4 The alternative with Ruso was either ruin from extortion, or misery from listening to his writings. If his wretched creditors could not pay him, then they were condemned to hear him read his works. Perhaps some might prefer considering historias used in the sense of "tedious narration," and refer it to the long schedule of the items in his account. Audit. Asinius Pollio first introduced the custom of reciting one's own compositions at Rome.

5Evandri manibus tritum . — Tornatum, caelatum, fabricatum. “Hinc radios trivere rotis”, Virgil. “Vitrum aliud flatu figuratur, aliud torno teritur”, Pliny. But as the Latins used the word toreumata to signify any works, either turned or wrought by the chisel, because they were made by the same workmen, Sanadon thinks the poet probably means, that this plate was engraved with an instrument. The Scholiast tells us, that this Evander was carried from Athens to Rome by Mark Antony, and that he excelled in sculpture and engraving. They who believe that Horace means king Evander, would not only persuade us that this plate must have been preserved so many ages by some uncommon good fortune, but have unluckily placed a vessel so valuable on a monarch's table, whose palace was a cottage, his throne a chair of ordinary wood, his beds made of leaves or rushes, and his tapestry the skins of beasts. Res inopes Evandrus habebat. Dr. Bentley denies that the Latins ever used tritum to signify caelatum, perfectum, and he therefore recommends tortum to us, on the authority of an ancient manuscript.

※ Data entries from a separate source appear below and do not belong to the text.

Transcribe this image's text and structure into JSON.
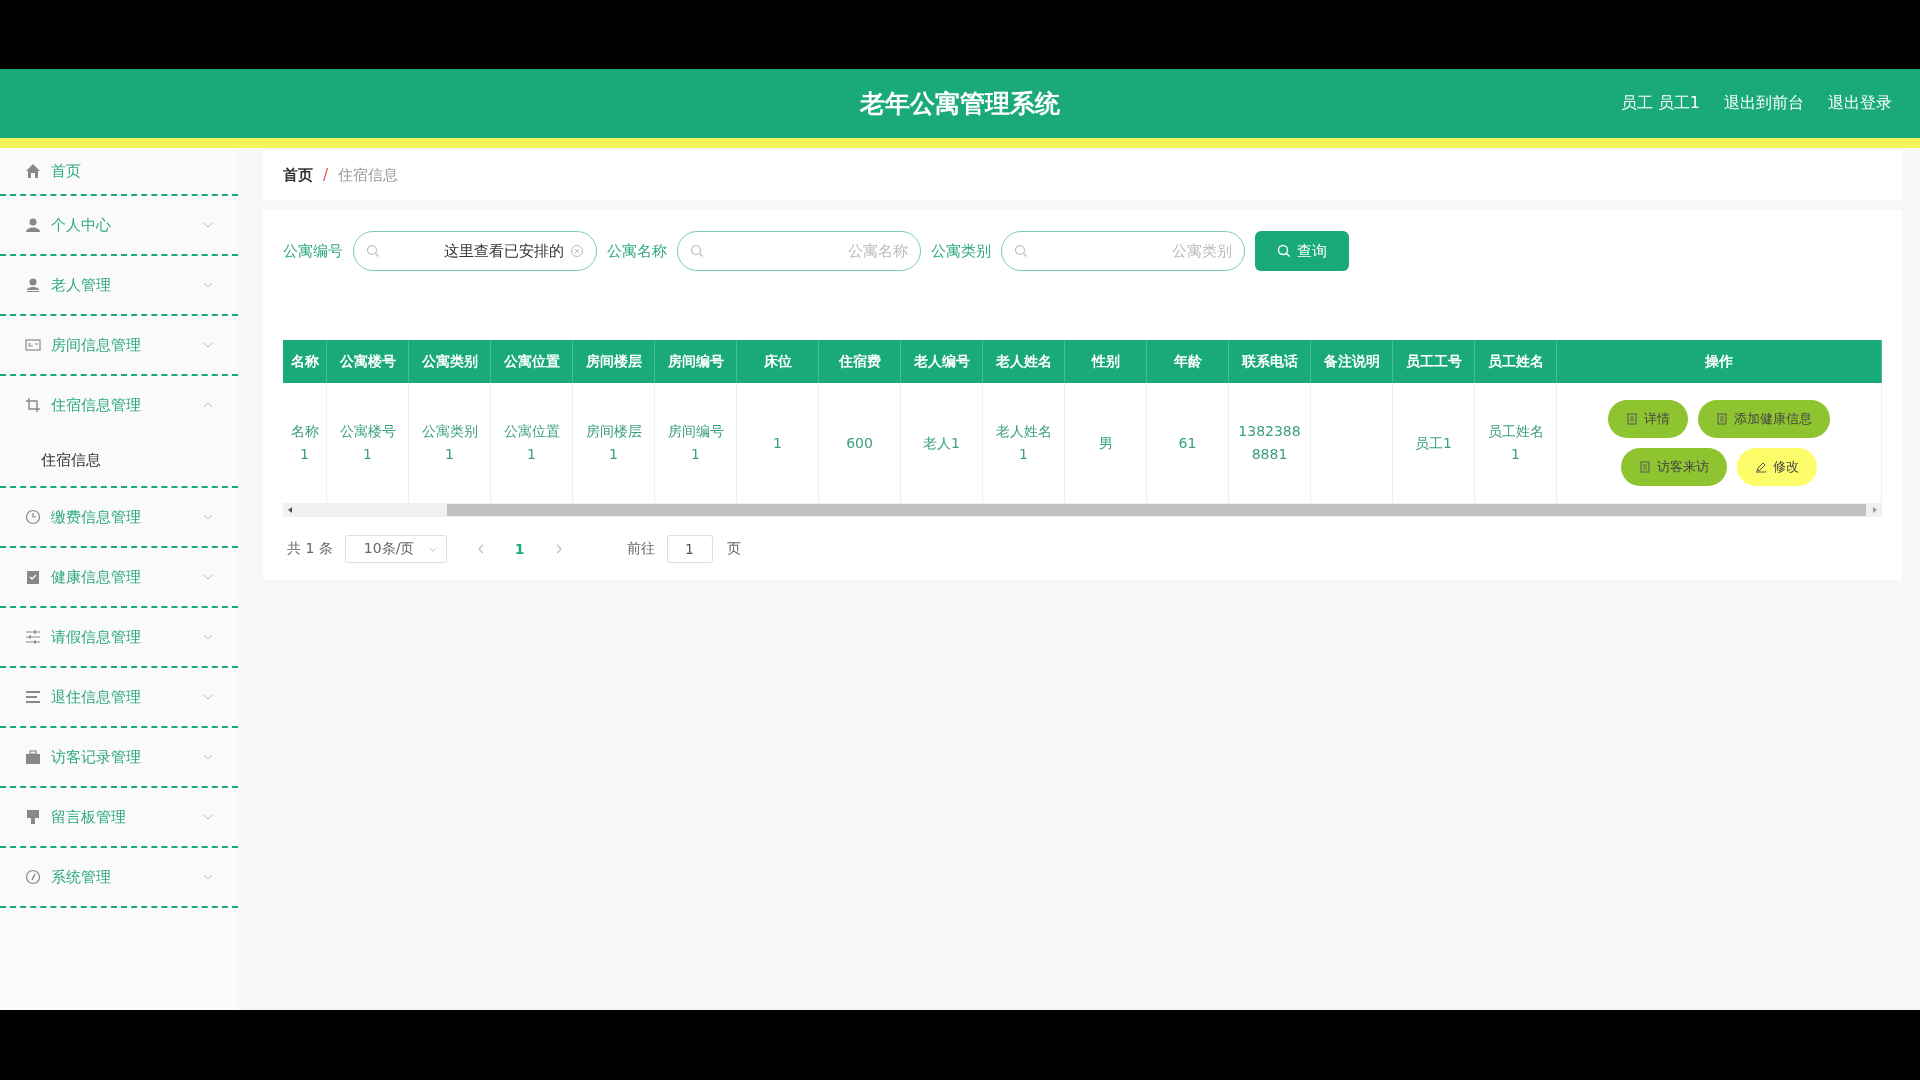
{
  "header": {
    "title": "老年公寓管理系统",
    "links": [
      "员工 员工1",
      "退出到前台",
      "退出登录"
    ]
  },
  "sidebar": {
    "items": [
      {
        "label": "首页",
        "kind": "link"
      },
      {
        "label": "个人中心",
        "kind": "menu",
        "expanded": false
      },
      {
        "label": "老人管理",
        "kind": "menu",
        "expanded": false
      },
      {
        "label": "房间信息管理",
        "kind": "menu",
        "expanded": false
      },
      {
        "label": "住宿信息管理",
        "kind": "menu",
        "expanded": true,
        "children": [
          {
            "label": "住宿信息"
          }
        ]
      },
      {
        "label": "缴费信息管理",
        "kind": "menu",
        "expanded": false
      },
      {
        "label": "健康信息管理",
        "kind": "menu",
        "expanded": false
      },
      {
        "label": "请假信息管理",
        "kind": "menu",
        "expanded": false
      },
      {
        "label": "退住信息管理",
        "kind": "menu",
        "expanded": false
      },
      {
        "label": "访客记录管理",
        "kind": "menu",
        "expanded": false
      },
      {
        "label": "留言板管理",
        "kind": "menu",
        "expanded": false
      },
      {
        "label": "系统管理",
        "kind": "menu",
        "expanded": false
      }
    ]
  },
  "breadcrumb": {
    "separator": "/",
    "items": [
      "首页",
      "住宿信息"
    ]
  },
  "search": {
    "fields": [
      {
        "label": "公寓编号",
        "value": "这里查看已安排的"
      },
      {
        "label": "公寓名称",
        "placeholder": "公寓名称"
      },
      {
        "label": "公寓类别",
        "placeholder": "公寓类别"
      }
    ],
    "button": "查询"
  },
  "table": {
    "columns": [
      "名称",
      "公寓楼号",
      "公寓类别",
      "公寓位置",
      "房间楼层",
      "房间编号",
      "床位",
      "住宿费",
      "老人编号",
      "老人姓名",
      "性别",
      "年龄",
      "联系电话",
      "备注说明",
      "员工工号",
      "员工姓名",
      "操作"
    ],
    "rows": [
      {
        "cells": [
          "名称1",
          "公寓楼号1",
          "公寓类别1",
          "公寓位置1",
          "房间楼层1",
          "房间编号1",
          "1",
          "600",
          "老人1",
          "老人姓名1",
          "男",
          "61",
          "13823888881",
          "",
          "员工1",
          "员工姓名1"
        ],
        "actions": [
          {
            "label": "详情",
            "kind": "primary"
          },
          {
            "label": "添加健康信息",
            "kind": "primary"
          },
          {
            "label": "访客来访",
            "kind": "primary"
          },
          {
            "label": "修改",
            "kind": "warning"
          }
        ]
      }
    ]
  },
  "pagination": {
    "total": "共 1 条",
    "page_size": "10条/页",
    "pages": [
      {
        "label": "1",
        "selected": true
      }
    ],
    "goto_label": "前往",
    "goto_value": "1",
    "goto_unit": "页"
  }
}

6 Horace endeavors to prove, according to the doctrine of Epicurus, that justice and injustice arise only from laws, and that laws have no other foundation than public utility, by which he means the happiness of civil society. On the contrary, the Stoics asserted, that justice and injustice have their first principles in nature itself, and the first appearance of reason in the mind of man.

7Cum prorepserunt . This expression is extremely proper for the system of Epicurus, who believed that the first race of men rose out of the earth, in which they were formed by a mixture of heat and moisture.

8 Chrysippus is here pleasantly called father, because he was the first who explained, in this absurd manner, these excellent precepts of Zeno which teach us, that wisdom sets above kings; and that the throne she offers to us is preferable to that of the greatest monarchs.

9 Alfenus Varus, a shoemaker of Cremona, who, growing out of conceit with his employment, quitted it, and came to Rome; where attending the lectures of Servius Sulpicius, a celebrated professor of law, he made so great proficience in that science, that he soon came to be esteemed one of the ablest lawyers of his time, and his name often occurs in the Pandects. He was afterward advanced to the highest honors of the empire; for we find him consul in the year of the city 755.

Creative Commons License
This work is licensed under a Creative Commons Attribution-ShareAlike 3.0 United States License.

An XML version of this text is available for download, with the additional restriction that you offer Perseus any modifications you make. Perseus provides credit for all accepted changes, storing new additions in a versioning system.

hide References (3 total)
  • Commentary references to this page (1):
    • Sir Richard C. Jebb, Commentary on Sophocles: Antigone, 354
  • Cross-references in general dictionaries to this page (2):
hide Display Preferences
Greek Display:
Arabic Display:
View by Default:
Browse Bar: